[[ EXTRACTED DATA open ]]

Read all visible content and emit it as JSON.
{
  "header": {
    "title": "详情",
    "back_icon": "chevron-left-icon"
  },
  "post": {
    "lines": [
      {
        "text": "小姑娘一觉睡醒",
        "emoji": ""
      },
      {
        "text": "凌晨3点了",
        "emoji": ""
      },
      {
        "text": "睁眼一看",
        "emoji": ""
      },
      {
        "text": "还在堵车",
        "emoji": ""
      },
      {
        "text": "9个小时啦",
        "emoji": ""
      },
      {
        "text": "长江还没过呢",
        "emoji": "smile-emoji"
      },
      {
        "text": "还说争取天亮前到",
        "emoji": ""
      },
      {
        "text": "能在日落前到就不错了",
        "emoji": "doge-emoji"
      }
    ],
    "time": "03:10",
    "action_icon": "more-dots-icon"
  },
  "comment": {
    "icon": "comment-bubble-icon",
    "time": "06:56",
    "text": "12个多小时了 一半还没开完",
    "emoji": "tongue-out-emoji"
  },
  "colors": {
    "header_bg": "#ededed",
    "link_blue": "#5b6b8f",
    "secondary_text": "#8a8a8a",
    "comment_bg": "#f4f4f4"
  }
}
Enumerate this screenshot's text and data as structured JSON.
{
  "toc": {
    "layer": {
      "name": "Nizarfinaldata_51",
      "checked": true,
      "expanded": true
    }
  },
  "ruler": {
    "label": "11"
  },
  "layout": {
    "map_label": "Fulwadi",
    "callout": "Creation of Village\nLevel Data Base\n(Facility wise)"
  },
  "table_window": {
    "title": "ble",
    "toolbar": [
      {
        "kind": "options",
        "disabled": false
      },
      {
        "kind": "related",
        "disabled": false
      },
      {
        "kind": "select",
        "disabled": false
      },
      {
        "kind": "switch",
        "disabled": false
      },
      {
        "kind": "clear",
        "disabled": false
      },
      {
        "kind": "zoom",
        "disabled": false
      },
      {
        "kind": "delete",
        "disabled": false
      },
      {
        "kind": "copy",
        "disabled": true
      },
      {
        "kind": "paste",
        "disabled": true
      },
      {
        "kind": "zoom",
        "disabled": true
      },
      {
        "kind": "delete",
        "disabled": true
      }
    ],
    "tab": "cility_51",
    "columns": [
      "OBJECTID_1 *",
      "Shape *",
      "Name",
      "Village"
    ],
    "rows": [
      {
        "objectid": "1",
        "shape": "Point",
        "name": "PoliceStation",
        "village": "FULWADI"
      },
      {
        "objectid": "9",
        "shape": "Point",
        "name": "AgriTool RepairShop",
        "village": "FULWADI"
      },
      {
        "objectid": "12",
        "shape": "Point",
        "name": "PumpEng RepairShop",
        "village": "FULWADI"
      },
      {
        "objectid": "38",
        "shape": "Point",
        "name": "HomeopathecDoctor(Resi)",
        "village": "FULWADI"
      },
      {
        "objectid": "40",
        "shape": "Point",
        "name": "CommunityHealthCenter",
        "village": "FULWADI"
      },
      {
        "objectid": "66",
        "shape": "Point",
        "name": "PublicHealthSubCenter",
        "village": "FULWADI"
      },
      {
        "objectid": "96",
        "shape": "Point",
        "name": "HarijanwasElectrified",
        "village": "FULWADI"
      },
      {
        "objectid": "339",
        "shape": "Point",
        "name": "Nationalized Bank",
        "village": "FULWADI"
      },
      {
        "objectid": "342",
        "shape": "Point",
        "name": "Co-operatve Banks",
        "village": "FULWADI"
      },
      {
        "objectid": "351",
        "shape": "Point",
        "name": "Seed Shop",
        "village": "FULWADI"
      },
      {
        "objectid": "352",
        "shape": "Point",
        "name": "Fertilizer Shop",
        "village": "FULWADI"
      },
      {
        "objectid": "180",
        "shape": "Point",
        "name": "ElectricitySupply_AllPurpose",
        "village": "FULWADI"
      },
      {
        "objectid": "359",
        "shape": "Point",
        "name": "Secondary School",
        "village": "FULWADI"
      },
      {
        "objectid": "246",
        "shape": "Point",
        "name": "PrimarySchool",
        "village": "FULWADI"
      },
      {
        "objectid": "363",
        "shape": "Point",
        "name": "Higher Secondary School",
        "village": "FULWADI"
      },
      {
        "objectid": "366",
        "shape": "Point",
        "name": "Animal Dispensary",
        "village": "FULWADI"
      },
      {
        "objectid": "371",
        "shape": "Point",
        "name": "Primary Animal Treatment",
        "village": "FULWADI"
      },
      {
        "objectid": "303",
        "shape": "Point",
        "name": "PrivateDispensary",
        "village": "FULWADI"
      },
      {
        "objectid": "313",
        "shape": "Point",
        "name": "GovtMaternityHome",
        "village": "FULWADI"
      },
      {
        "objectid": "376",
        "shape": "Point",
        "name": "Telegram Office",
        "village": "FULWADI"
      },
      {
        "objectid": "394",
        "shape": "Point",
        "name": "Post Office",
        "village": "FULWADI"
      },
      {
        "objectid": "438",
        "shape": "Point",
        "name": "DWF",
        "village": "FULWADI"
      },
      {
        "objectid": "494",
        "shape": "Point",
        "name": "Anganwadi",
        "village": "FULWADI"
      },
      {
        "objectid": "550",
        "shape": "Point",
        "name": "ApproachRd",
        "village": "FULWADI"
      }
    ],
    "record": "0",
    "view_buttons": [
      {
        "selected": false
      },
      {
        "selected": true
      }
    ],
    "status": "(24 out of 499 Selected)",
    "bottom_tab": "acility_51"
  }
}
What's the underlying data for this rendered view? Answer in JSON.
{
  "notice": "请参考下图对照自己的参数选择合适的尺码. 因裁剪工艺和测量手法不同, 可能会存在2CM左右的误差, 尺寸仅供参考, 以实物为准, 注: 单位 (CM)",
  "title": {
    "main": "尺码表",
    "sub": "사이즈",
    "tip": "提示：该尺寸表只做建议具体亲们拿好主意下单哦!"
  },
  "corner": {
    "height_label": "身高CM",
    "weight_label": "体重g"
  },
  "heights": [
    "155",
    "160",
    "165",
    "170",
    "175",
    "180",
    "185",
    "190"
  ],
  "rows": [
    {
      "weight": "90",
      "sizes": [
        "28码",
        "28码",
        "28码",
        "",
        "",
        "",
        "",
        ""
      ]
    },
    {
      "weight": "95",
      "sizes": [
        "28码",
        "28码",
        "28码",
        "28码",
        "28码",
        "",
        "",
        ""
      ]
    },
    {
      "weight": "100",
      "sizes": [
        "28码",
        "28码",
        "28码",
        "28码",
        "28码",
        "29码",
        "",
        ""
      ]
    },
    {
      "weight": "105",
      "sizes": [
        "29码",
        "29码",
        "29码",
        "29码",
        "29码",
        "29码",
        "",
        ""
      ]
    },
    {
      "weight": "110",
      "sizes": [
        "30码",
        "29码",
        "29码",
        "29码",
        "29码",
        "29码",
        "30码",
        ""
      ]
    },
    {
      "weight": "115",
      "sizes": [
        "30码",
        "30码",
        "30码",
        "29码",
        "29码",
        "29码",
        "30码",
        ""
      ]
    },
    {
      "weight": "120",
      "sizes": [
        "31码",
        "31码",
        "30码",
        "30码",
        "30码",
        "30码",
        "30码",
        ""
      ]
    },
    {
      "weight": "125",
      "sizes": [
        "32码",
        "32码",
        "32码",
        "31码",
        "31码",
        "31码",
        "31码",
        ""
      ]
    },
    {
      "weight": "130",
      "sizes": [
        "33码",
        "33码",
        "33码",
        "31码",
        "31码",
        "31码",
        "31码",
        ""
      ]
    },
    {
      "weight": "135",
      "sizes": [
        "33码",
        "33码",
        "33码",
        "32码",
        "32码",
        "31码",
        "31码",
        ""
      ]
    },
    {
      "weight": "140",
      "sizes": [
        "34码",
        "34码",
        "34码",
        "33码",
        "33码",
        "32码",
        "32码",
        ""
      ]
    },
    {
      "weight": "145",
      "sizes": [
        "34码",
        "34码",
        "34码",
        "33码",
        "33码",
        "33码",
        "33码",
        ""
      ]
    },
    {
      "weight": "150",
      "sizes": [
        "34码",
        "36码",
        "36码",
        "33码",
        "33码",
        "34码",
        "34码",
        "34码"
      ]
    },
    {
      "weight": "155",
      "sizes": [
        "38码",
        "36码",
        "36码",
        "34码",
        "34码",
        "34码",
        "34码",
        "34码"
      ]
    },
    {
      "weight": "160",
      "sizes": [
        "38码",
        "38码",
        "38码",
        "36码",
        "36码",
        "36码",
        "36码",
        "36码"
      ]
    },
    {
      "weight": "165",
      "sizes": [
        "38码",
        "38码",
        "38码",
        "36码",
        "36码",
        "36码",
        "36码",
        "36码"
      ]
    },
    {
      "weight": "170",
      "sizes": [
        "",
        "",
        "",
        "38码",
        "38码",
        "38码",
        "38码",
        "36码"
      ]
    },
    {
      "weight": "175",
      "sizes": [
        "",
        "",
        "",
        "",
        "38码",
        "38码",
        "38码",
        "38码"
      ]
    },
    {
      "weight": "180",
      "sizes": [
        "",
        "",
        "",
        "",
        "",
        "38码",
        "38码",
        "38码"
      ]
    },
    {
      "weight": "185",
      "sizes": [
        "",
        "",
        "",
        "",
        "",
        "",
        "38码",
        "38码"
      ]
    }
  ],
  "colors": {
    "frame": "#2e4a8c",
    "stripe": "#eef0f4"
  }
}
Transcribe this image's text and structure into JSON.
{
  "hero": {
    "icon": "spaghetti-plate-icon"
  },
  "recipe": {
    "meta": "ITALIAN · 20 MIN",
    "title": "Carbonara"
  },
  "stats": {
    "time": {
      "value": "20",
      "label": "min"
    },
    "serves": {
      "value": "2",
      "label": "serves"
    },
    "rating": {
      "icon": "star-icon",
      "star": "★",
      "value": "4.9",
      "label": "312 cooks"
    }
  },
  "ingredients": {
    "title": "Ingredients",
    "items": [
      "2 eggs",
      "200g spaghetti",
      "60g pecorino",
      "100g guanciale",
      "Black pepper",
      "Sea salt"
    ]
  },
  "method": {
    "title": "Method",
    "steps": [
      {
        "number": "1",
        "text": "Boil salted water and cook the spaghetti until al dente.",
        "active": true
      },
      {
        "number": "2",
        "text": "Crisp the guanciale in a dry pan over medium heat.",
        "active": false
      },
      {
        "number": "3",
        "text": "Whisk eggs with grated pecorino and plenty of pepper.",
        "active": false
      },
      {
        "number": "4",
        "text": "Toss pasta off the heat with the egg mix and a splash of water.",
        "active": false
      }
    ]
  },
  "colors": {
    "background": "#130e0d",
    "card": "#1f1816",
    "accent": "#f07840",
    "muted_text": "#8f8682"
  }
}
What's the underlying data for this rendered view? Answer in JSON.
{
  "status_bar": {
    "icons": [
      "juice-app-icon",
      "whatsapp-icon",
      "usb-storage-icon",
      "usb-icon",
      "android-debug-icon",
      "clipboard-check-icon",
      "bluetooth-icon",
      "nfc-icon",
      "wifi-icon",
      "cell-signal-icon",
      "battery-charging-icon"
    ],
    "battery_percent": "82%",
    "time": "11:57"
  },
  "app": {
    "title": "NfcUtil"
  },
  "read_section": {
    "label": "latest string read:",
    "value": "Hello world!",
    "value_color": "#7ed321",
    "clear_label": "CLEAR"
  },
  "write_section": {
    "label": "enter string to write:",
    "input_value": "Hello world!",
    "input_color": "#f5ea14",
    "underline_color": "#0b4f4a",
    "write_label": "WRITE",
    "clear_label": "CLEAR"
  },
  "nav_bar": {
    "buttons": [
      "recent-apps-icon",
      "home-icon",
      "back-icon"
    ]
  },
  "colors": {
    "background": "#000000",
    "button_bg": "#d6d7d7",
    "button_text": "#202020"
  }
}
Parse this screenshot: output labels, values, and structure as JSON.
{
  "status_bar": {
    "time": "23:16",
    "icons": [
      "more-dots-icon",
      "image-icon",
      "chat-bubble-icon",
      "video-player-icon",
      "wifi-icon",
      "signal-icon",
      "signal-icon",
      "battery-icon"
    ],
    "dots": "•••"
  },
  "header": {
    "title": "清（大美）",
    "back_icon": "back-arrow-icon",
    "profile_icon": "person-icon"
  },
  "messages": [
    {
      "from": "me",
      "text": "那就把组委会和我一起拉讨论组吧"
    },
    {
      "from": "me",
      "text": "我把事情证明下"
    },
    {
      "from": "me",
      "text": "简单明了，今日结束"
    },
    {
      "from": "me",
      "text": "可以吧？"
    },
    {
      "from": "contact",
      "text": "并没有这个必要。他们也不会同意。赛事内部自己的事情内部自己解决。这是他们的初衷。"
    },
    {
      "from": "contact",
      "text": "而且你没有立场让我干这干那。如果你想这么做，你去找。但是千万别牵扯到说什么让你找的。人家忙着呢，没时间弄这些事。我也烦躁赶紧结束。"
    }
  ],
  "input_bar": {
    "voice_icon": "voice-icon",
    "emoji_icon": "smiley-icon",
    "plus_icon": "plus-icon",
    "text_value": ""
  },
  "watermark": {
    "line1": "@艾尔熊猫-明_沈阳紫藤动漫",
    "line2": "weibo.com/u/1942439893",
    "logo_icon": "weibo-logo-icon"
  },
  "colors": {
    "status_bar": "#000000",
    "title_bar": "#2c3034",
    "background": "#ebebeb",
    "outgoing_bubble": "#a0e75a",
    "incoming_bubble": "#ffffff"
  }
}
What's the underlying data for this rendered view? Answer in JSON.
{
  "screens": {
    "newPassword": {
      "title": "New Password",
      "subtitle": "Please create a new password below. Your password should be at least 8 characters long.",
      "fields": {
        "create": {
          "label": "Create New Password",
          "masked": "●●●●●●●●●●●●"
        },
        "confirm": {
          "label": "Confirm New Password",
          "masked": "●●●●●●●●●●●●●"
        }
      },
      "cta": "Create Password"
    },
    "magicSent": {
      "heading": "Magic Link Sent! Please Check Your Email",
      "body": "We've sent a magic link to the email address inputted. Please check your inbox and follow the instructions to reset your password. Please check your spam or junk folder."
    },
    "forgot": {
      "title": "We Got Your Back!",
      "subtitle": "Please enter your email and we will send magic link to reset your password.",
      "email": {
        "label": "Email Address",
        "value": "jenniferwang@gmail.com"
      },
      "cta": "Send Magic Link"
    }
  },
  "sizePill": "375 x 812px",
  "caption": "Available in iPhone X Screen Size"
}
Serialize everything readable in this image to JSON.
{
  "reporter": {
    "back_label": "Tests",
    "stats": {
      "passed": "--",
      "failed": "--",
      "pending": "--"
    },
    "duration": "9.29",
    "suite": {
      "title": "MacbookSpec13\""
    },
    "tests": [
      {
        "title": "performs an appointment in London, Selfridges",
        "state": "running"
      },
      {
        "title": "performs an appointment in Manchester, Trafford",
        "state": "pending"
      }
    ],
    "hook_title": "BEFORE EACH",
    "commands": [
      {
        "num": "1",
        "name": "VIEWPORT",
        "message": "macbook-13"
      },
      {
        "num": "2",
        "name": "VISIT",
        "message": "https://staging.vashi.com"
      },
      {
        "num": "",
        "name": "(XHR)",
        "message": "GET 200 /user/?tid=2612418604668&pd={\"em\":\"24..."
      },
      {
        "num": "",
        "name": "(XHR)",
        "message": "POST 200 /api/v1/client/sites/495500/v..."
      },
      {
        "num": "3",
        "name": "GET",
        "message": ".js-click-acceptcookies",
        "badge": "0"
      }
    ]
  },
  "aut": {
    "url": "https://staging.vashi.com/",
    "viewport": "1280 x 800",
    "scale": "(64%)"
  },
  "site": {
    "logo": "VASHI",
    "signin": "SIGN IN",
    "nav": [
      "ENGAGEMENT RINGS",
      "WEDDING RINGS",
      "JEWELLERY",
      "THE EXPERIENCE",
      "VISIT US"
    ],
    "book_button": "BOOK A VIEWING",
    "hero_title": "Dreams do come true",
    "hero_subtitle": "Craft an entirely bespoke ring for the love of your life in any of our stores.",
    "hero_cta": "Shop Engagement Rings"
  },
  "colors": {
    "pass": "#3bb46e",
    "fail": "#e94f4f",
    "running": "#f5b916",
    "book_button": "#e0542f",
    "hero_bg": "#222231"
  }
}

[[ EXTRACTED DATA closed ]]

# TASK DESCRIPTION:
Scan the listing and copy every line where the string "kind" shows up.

# SOLUTION TO THE EXERCISE:
        "kind": "options",
        "kind": "related",
        "kind": "select",
        "kind": "switch",
        "kind": "clear",
        "kind": "zoom",
        "kind": "delete",
        "kind": "copy",
        "kind": "paste",
        "kind": "zoom",
        "kind": "delete",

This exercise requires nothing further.